OblivionAlong with a large percentage of the geek world, my last few gaming months have been taken up primarily by Skyrim, the latest in the venerable Elder Scrolls series. I was personally late to elder scrolls party, starting with Oblivion despite a friends many admonitions to play Morrowind. My first character in Oblivion, when it was all said and done, had clocked over 260 hours (and that was before the Shivering Isles expansion pack).
While I had played roll playing games before, Oblivion, to me, felt like something completely new; A truly realized world that you could disappear into for hours on end in a way I never had before. By the time the expansion came out, I was already conditioned to buy anything Oblivion related (barring the horse armor of course), but before I had a chance to play it, I abruptly got bored. I had played through the entire game* with my main character, a spellsword dark elf. I had begun 3 additional play throughs as a pure-mage High Elf, a ranged Imperial thief and a heavy armor Orc tank. By this point, I was no longer playing the game but playing WITH the game. (We’ll get to what I mean in a bit.)
It would be almost a year before I feel cooled off enough to play The Shivering Isles but by that point, the next big open world from Bethesda was on the horizon and the Oblivion expansion served as a good way to stretch those RPG muscles in preparation.
Fallout 3I never played a Fallout game before Fallout 3. I also almost didn’t play Fallout 3. The same friend who implored me to play Morrowind (who I ignored) called me up the week Fallout 3 came out:

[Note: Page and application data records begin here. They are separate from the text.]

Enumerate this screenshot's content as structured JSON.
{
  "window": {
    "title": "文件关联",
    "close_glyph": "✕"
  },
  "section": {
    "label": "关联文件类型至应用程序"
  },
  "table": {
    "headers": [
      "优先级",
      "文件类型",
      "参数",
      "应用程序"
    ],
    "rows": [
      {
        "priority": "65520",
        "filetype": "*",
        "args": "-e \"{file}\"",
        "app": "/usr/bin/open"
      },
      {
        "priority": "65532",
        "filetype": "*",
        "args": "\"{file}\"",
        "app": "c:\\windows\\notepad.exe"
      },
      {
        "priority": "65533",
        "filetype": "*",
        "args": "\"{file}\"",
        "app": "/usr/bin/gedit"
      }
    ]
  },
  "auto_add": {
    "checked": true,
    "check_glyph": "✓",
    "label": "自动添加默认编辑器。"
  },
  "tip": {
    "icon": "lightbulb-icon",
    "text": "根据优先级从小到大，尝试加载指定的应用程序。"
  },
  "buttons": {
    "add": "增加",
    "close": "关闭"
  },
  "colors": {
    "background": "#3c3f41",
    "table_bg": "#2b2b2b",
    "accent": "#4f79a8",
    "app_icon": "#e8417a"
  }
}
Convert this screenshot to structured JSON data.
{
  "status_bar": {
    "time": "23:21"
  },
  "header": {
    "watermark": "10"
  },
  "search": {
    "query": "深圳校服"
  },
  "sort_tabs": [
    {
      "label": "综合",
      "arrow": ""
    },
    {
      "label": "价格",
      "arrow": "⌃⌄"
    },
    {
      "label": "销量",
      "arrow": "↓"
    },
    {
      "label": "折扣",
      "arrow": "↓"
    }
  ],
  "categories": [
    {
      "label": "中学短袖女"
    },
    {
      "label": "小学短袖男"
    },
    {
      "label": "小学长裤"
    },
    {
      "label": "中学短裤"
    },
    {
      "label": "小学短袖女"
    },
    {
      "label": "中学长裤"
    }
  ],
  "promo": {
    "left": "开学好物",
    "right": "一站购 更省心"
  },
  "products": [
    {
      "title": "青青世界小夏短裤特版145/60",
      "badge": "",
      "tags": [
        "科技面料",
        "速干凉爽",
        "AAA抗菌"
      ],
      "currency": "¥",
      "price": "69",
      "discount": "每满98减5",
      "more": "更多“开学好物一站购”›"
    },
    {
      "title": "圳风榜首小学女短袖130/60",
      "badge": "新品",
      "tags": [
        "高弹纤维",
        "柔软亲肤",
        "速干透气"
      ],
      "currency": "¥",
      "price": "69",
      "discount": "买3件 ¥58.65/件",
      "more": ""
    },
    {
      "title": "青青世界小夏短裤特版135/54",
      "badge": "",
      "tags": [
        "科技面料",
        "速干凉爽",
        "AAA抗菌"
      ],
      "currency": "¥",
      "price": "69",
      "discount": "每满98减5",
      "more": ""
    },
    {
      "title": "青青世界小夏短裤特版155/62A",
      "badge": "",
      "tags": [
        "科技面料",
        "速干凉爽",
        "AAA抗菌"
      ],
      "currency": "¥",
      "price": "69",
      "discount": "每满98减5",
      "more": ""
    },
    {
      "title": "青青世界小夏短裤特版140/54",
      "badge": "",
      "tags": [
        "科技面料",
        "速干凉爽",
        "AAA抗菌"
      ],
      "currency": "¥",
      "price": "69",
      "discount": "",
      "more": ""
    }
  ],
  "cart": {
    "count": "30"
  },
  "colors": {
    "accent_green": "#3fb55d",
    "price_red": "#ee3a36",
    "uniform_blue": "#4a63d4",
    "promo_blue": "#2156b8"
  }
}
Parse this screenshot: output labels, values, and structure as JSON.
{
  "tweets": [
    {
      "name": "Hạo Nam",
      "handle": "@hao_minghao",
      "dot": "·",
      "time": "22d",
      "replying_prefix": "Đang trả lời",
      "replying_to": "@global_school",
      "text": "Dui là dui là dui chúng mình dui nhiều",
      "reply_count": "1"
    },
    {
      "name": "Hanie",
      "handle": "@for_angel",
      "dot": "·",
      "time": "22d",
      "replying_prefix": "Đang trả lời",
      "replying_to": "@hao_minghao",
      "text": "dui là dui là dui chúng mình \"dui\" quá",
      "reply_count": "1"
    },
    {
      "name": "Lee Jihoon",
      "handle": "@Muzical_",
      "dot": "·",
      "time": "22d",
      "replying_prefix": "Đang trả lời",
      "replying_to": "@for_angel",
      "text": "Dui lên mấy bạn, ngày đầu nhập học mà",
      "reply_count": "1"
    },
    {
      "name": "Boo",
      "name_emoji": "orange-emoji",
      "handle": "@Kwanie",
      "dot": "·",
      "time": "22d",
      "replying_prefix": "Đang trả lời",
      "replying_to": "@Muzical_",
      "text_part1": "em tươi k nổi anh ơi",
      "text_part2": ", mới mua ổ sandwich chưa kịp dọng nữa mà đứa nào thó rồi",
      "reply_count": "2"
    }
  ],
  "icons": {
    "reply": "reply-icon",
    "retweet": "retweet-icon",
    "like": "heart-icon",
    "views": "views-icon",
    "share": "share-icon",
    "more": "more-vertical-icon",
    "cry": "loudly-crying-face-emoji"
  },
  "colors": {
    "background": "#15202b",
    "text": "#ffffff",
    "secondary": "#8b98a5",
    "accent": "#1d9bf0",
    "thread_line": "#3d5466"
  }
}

“Are you playing Fallout yet?”
“Meh, another first person shooter? No Thanks.” (yes, I was misinformed)
“Bro, trust me. You were born in the vault, you will die in the vault. You should be playing this game.” (Thanks Brian!)
The names leveled at the game, meant to be derogatory were, to me, actually it’s greatest strength. “Oblivion with guns” was exactly what I’d been waiting for! While I certainly don’t have a problem with high fantasy, post apocalyptic wasteland is even more up my alley and I dove into Fallout 3 with great relish. But again, after putting in the requisite 200+ hours, a certain boredom set it, almost all at once.
And this was when I came up with a name for it: Fallout Fatigue.
Fallout FatigueThere comes a moment for me whenever I play an open world game. This moment usually happens when I open the quest list, look at how much still lies before me and I think: “Holy shit, are you serious? There is no way I’m doing all that.” When this happens I usually find the main quest, make it active, complete it ASAP and call the game done. To me, this phenomenon seems to arise from the shear breadth and depth of content in a modern open world game. In most cases, you can spend 98% of your time just playing around and exploring, completely ignoring the main quest lines if you so choose. As a result, it is a very real danger that you will “master” the game before experiencing the main narrative.
It is at this point that I usually stop playing the game and begin playing WITH the game.
What is playing with the game?Playing a game, to me, means working within what is assumed to be the “rules of the game”, in order to progress through the game. Playing WITH the game is using those rules to explore the limitations of the game world itself. As mentioned at the beginning of this post, I’m currently playing Skyrim so I’ll present an example of what I mean using that context.
My character in Skyrim is modeled after my first Oblivion character and as such, is a Dark Elf who specializes in one-handed weapons and destruction magic. But I realized early in the game that the best way to maximize my one-handed damage was to level up my smithing and enchanting skills. Being able to put 2 enchantments on a single weapon, which I smithed and improved myself was just too exciting to pass up. When I made that decision, I was playing the game.
But the closer I got to the top levels of these skills, the more I realized that I was already more powerful than I would ever need to be to complete the game. To me, this was when I began playing with the game. Rather than allow my playing of the game to take me to the top of these skills, or even abandoning these areas to level up others, I began to accelerate my goal. How fast could I get there? Exactly how powerful a weapon could I craft? I’m only two skill levels away from 100 enchanting, what other skill can I quickly level up to open up a perk to use once I get there?
But the central question in my mind as I progressed was - have I broken the game? Is playing with the game any less valid a pursuit than simply playing the game? At first I didn’t think so. But what is a game aside from an opportunity to spend some time having fun? If your definition of fun maps directly to the designer’s preferred narrative path, so be it. But if your enjoyment comes more from poking the game world itself to see what sorts of behaviors emerge, is that any less “fun”? Now that I’ve thought about it, I foresee even more replayability in these open world games than I had before. Playing with the game is a new lens through which to view the gameplay experience for me, even though I know realize I’ve been doing it for years.
*(I say “entire” meaning I completed the main quest as well as all the guild quests and what I took to be a majority of the side quests. I’m not sure one could ever truly play the entire game).